The project eventually became The Lawyer (1970) starring Barry Newman as Petrocelli. He produced two more films for Furie: Little Fauss and Big Halsy (1970) starring Robert Redford, and Lady Sings the Blues (1972) starring Diana Ross as Billie Holiday.

Later careerEdit

Dexter returned to acting with roles in Jory (1973), Shampoo (1975), Vigilante Force (1976), The Private Files of J. Edgar Hoover (1977), House Calls (1978) and Winter Kills (1979), and guest parts on McCloud, Kojak, S.W.A.T., Project U.F.O., and The Incredible Hulk. Dexter produced the TV series Skag (1980) starring Karl Malden. His last role was in Cognac (1988).


He was married to Star-Kist tuna heiress Mary Bogdanovich from January 27, 1971, until her death on June 12, 1994. Later in 1994, he married June Deyer and remained with her until his death.[citation needed]


Dexter died in Rancho Mirage, California, from emphysema, on December 11, 2002, at age 85, and is interred at Desert Memorial Park.[12]

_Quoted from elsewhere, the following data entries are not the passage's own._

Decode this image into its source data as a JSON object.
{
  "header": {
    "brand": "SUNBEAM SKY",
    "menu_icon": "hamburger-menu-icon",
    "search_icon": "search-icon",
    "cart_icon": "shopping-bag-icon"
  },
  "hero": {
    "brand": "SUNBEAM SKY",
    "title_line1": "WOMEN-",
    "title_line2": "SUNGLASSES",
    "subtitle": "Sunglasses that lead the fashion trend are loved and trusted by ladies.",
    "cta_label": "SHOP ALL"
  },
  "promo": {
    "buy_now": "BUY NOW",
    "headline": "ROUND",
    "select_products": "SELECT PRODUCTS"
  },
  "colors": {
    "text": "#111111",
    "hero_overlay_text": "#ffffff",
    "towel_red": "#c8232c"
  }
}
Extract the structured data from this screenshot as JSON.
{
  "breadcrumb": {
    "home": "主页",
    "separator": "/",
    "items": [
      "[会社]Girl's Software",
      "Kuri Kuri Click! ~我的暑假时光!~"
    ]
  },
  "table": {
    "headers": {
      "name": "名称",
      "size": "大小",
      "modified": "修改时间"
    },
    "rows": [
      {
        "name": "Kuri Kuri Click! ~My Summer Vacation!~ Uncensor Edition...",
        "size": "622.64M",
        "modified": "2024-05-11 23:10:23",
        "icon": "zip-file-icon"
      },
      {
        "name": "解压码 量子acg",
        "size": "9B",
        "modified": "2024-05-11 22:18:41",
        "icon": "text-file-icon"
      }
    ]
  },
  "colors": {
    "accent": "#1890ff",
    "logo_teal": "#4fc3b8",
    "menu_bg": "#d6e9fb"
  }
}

  1. ^ "Ancestry Library Edition". Retrieved 5 October 2018.
  2. ^ Bergan, Ronald (December 23, 2002). "Obituary: Brad Dexter". the Guardian.
  3. ^ Rourke, Mary (December 14, 2002). "Brad Dexter, 85; Sinatra Pal Often Played Villains". LA Times.
  4. ^ "Brad Dexter, 85; Sinatra Pal Often Played Villains". LA Times.
  5. ^ "Myth #93: So Who Was Actor Brad Dexter Anyway? by Guy Rocha, Former Nevada State Archivist" Archived 2016-12-16 at the Wayback Machine, (PDF); accessed October 9, 2016.
  6. ^ "Kauboj Đorđe - heroj filma pre 100 godina". November 11, 2014. Retrieved January 21, 2017.
  7. ^ "Kako je Veljko Šošo postao holivudska zvezda Brad Dexter". Retrieved January 21, 2017.
  8. ^ League, The Broadway. "Brad Dexter – Broadway Cast & Staff".
  9. ^ Vallance, Tom (December 16, 2002). "Brad Dexter obituary". The Independent. London, UK. Retrieved April 4, 2010.
  10. ^ Ronald Bergan, Obituary, The Guardian, December 23, 2002; accessed May 1, 2012.
  11. ^ "Brad Dexter: Thesp and confidant of Marilyn Monroe, Frank Sinatra". Variety. December 16, 2002.
  12. ^ "Brad Dexter". Find a Grave. March 4, 2003. Retrieved November 30, 2015.

External linksEdit